Russian President Vladimir Putin recently announced a “partial mobilization” of Russia’s armed forces in order to pour even more manpower into the quagmire of his war in Ukraine. Putin claims that the callup will only involve around 300,000 troops, and will come from reservists. But given his penchant for lying, this callup is probably going to be a lot larger. And the fact that most Russian men are conscripted into the military, the pool of “reservists” includes just about every military-aged male in Russia.
That might be why so many Russian men are now attempting to flee the country, or to otherwise make themselves ineligible for the draft. This additional manpower will indeed be a problem for Ukraine and its Western allies. But it remains unclear how useful this will ultimately be for the Russian effort. Russia’s problem in Ukraine isn’t manpower. It never was. Problems with logistics, intelligence, mobility, leadership, transportation, training, and… well, everything BUT manpower… plagued the Russian aggressors from the start. Adding more men to the mix isn’t likely to help the Russian effort in the long run.
But what if Putin’s partial mobilization is “partial” at all, but much more widespread than he has so far let on? A largescale mobilization, under the screen of a smaller one, makes sense in the Russian strategy of “maskirovka,” or deception. And Putin will need more troops if he is anticipating a wider struggle inside or outside Ukraine with Western forces.
Putin will also need those troops to occupy new parts of “Russia” that will inevitably be generated in Ukrainian areas under Russian control, the ones that Putin plans to hang on to when an inevitable armistice occurs. These include the regions of Donetsk, Kherson, Luhansk, and Zaporizhzhia, and with Russian forces literally rounding up people at gunpoint to vote, and with pro-Ukraine civilians cowed, killed, or imprisoned, the outcomes are guaranteed. Putin will annex those areas, and any others he wants, and they will then become “sovereign Russian territory.” An attack against those areas will then give Putin a pretext to escalate the war in whatever way he sees fit. Given that he has already threatened nuclear warfare, this is something the West should take very seriously.
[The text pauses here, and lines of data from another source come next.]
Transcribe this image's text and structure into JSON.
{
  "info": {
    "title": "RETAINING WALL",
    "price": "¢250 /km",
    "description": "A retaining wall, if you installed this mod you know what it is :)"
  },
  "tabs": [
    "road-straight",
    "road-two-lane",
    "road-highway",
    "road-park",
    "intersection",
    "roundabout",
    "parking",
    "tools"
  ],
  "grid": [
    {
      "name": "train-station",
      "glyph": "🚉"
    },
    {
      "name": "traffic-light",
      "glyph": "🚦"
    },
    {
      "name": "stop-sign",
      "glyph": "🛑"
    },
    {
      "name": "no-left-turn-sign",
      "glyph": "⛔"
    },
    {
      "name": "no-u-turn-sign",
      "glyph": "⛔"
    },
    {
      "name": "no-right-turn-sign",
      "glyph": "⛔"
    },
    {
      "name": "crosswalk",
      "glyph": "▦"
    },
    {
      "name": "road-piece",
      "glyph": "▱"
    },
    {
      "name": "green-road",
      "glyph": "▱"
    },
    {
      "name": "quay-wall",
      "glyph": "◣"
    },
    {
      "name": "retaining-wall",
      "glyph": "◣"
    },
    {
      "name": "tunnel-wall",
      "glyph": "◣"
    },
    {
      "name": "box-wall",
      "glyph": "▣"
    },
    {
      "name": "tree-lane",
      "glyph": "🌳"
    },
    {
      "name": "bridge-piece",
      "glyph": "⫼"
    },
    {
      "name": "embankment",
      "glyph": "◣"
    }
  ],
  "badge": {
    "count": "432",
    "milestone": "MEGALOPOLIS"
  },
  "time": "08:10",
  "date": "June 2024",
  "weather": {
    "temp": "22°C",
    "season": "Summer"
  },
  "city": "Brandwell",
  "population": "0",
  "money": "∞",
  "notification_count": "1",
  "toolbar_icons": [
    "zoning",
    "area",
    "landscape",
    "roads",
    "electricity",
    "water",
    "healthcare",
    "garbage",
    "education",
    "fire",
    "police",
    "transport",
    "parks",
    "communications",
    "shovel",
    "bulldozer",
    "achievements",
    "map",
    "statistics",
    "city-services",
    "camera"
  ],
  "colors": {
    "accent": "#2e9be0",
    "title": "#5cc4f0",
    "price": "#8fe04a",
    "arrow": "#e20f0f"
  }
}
As discussed in an earlier Havok Journal article, “the strong do what they will, and the weak suffer what they must.” Russia is strong, and Ukraine is weak. We can therefore expect Russia to continue to try to do what it wants. Even a partial mobilization of Russia’s vast reserve military manpower is therefore alarming and should be taken very seriously. Whatever Putin has planned, he has demonstrated that it’s going to be a lot bigger than what we’re seeing on the surface.
Scott Faith is a veteran of a half-dozen combat deployments and has served in several different Special Operations units over the course of his Army career. Scott’s writing focuses largely on veterans’ issues, but he is also a big proponent of Constitutional rights and has a deep interest in politics. He often allows other veterans who request anonymity to publish their work under his byline. Scott welcomes story ideas and feedback on his articles and can be reached at firstname.lastname@example.org.